Today, USCF, the firm behind a host of well-known exchange-traded commodity products, has jumped onto the “K-1 Free” trend that is reshaping the commodity ETF space. The USCF SummerHaven Dynamic Commodity Strategy No K-1 Fund (SDCI), though technically actively managed, is designed to track the same index as that of the United States Commodity Index Fund (USCI).
SDCI comes with an expense ratio of 0.80% and lists on the NYSE Arca.
"SDCI has been a major component of our plan to offer investors truly diversified access to the commodity space,” said USCF President and CEO John Love.
“Investors have frequently asked for an investment vehicle that is guided by the SummerHaven Dynamic Commodity Index but that does not issue a K-1 tax form, and the ETF structure of SDCI enables us to do that,” he added.
USCI launched in 2010 and has $623.4 million in assets under management. SDCI is based on the same index but is structured as a 1940 Act fund, and as a result, does not issue the K-1 tax forms that have been a turnoff to many would-be commodity investors and advisors.
Like most similarly structured products, SDCI holds its futures contracts in a Cayman Islands subsidiary that can represent up to 25% of the fund’s total portfolio, while the onshore holdings consist mainly of U.S. government debt that serves as collateral for the futures portfolio and can also bring added returns to the fund.
SummerHaven Investment Management Partner Kurt Nelson says that this structure, which has only been used by ETFs for a few years, is where commodities are headed.
“We’re not trying to replace or displace any products, but it seems to be where the market is migrating,” he said, adding that, “it wasn’t clear that it mattered to investors until it did.”
He notes that other firms have launched “no K-1” versions of existing commodity funds, and some have gained significant assets.
The underlying index selects 14 component futures contracts from a universe of 27 different commodities that fall into six key sectors (energy, precious metals, industrial metals, grains, softs and livestock). The first selects the seven commodities exhibiting the highest degree of backwardation or the least degree of contango, and then from the remaining pool selects the seven commodities exhibiting the highest price momentum over the prior 12-month period, the prospectus says.

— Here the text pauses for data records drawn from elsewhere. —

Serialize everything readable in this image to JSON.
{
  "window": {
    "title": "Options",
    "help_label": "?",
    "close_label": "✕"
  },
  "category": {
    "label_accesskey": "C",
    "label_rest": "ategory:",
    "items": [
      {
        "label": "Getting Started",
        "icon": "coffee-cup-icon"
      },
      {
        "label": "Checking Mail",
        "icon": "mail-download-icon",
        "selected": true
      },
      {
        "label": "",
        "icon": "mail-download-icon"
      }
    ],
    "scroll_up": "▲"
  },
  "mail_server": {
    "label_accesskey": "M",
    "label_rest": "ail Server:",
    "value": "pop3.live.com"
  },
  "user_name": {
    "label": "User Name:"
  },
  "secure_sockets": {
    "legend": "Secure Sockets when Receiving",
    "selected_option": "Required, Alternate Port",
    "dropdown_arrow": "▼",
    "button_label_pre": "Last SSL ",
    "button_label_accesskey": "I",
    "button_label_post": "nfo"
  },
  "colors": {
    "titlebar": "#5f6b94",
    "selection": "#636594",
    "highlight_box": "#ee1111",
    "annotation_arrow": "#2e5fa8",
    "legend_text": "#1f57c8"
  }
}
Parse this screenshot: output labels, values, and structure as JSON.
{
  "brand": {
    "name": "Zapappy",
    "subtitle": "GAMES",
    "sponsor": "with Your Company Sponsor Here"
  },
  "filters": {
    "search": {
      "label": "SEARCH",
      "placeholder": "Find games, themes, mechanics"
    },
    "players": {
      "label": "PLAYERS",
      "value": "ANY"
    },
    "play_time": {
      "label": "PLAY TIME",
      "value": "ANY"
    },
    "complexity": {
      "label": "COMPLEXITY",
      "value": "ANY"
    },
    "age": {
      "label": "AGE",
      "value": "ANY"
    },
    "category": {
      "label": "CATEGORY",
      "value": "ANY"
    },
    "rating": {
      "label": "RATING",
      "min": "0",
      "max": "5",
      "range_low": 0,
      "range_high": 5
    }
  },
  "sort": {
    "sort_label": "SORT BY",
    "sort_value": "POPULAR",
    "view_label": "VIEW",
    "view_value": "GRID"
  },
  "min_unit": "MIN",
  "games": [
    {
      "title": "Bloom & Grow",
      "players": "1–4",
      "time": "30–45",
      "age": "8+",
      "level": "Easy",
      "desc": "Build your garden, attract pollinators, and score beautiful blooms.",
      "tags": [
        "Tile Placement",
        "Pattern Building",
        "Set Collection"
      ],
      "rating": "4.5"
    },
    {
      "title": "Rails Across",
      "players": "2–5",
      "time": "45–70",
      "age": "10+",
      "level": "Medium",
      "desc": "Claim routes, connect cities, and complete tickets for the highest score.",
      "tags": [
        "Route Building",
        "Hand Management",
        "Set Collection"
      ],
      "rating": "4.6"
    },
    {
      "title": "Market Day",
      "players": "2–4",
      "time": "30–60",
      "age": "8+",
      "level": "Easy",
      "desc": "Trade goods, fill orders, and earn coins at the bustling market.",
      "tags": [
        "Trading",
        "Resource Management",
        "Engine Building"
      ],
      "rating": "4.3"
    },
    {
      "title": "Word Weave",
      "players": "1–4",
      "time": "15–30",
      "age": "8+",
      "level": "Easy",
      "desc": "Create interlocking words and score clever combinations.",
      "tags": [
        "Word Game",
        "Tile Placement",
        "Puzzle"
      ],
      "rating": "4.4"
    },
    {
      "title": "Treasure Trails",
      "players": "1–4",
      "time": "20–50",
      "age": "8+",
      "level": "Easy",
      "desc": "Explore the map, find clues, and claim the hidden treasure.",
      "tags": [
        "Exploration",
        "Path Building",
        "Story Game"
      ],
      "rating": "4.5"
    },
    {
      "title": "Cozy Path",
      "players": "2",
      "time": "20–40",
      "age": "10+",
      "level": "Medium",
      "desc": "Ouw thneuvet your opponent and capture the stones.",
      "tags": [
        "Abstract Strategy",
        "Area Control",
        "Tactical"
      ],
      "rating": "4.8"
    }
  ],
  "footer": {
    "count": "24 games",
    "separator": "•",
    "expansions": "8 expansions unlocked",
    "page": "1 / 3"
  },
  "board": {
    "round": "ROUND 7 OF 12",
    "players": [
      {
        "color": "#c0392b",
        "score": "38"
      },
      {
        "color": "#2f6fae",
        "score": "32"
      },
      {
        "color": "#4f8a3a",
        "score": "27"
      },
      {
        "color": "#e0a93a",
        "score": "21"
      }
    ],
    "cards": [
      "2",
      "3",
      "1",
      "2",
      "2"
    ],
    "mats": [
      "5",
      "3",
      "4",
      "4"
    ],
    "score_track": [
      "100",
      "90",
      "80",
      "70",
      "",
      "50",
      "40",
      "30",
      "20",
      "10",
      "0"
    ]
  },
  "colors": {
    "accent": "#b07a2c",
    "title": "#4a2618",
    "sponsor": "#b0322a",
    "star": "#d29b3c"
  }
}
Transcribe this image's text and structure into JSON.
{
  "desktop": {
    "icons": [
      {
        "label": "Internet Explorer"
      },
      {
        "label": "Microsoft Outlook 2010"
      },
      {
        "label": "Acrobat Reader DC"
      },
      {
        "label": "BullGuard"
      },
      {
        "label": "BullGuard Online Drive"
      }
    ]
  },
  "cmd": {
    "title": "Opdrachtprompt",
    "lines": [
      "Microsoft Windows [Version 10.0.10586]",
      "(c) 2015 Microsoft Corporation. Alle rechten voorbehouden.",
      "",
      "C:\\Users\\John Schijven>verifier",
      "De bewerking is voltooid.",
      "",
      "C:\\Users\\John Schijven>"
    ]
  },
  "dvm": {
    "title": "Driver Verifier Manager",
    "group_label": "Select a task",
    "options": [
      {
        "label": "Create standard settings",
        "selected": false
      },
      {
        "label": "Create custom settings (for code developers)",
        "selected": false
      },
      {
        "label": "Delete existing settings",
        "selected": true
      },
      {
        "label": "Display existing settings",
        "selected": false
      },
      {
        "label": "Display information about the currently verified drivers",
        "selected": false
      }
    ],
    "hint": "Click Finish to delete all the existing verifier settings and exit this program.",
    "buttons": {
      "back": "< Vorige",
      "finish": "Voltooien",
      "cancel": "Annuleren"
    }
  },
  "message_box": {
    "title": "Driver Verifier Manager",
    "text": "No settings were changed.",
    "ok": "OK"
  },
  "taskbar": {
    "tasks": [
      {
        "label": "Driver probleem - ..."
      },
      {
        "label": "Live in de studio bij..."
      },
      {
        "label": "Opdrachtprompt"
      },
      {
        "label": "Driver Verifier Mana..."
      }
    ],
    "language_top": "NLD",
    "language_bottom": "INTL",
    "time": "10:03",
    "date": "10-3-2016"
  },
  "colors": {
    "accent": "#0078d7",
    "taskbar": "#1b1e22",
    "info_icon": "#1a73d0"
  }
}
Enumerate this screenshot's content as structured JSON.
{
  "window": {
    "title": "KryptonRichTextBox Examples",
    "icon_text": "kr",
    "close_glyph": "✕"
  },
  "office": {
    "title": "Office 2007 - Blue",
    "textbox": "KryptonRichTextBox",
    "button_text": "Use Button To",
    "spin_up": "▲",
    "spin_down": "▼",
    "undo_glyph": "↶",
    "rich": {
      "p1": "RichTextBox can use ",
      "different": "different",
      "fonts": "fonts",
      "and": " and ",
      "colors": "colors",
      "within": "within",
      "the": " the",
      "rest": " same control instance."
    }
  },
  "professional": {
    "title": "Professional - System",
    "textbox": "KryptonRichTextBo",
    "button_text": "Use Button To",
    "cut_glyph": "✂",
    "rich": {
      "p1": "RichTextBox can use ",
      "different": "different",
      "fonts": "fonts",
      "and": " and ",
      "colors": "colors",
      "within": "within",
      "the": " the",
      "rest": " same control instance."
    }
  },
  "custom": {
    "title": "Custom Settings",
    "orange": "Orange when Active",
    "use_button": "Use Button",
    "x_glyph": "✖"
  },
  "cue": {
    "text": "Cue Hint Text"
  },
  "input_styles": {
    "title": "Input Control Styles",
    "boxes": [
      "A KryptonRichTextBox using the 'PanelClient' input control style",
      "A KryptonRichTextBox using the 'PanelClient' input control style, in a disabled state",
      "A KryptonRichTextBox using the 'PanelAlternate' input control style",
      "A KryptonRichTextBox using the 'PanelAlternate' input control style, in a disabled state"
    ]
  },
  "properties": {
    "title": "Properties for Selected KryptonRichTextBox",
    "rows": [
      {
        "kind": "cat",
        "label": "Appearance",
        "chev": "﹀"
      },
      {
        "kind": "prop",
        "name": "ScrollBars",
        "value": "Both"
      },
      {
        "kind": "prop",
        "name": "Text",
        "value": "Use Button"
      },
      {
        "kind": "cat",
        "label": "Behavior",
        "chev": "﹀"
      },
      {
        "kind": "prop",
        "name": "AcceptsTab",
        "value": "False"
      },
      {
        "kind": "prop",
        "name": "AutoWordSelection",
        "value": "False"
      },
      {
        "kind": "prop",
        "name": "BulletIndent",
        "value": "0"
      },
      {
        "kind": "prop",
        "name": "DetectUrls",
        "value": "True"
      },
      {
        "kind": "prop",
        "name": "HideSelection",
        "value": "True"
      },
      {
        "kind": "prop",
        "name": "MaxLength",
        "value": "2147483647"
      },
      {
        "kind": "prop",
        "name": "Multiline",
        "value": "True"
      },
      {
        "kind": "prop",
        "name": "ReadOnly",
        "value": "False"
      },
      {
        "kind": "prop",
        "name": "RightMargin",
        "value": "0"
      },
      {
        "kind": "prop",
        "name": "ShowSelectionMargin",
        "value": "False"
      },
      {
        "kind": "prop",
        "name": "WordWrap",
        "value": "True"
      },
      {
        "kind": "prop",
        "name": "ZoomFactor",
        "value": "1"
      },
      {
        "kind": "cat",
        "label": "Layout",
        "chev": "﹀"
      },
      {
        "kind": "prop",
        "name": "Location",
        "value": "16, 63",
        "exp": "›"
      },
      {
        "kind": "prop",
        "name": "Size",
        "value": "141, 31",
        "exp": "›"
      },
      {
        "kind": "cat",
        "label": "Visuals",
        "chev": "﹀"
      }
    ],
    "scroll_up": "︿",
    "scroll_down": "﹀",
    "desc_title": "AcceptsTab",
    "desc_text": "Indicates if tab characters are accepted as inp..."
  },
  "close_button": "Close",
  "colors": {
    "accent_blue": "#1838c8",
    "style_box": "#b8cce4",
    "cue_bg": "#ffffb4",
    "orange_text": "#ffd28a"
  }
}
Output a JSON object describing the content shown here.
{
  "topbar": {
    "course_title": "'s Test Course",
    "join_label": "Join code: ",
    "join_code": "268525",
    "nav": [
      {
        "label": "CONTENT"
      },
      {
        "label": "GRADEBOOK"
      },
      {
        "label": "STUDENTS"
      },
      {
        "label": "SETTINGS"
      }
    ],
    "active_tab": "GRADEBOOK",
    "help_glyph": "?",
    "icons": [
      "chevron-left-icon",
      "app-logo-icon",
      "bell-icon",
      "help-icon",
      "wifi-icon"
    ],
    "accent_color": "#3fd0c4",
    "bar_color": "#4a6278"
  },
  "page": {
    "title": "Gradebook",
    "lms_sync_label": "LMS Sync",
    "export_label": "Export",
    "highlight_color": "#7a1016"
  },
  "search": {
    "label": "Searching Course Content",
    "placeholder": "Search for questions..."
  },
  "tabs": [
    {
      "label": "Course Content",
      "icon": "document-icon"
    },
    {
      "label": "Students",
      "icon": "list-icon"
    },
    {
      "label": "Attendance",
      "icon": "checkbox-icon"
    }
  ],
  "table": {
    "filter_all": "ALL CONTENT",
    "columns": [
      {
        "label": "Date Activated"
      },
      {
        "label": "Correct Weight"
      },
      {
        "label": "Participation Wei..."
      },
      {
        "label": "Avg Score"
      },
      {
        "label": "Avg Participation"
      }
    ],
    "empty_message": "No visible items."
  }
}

If any of the six sectors are not represented by a futures contract, the methodology selects the highest-momentum commodity from that sector to be added to the index, replacing a lower-momentum commodity from a sector represented by multiple contracts, the document notes.
With the addition of SDCI, USCF now offers three products tied to the same index from SummerHaven Investment Management, which also serves as subadvisor to the products. There is of course USCI, the ETF structured as a 1933 Act fund, and then there is a traditional mutual fund, the USCF Commodity Strategy Fund (USCIX), which uses the same Cayman Islands subsidiary setup that SDCI uses.
According to Nelson, the SDCI is the final piece in the lineup, serving the investors who want their commodity exposure in an ETF wrapper but refuse to deal with the hassle and added cost of the K-1 form.
Also, the “no K-1” structure does reduce the costs, and not just from the investors’ angle. While SDCI has a total expense ratio of 0.80% and USCI has a management fee of 0.80%, the latter product actually has all-in costs of 1.03%, according to FactSet. Those added costs are mainly administrative and management costs associated with things like additional tax reporting and having to provide a K-1 form to every investor every year.
“It’s more efficient from a sponsor point of view to provide a ’40 Act fund in that regard,” Nelson said.
Contact Heather Bell at [email protected]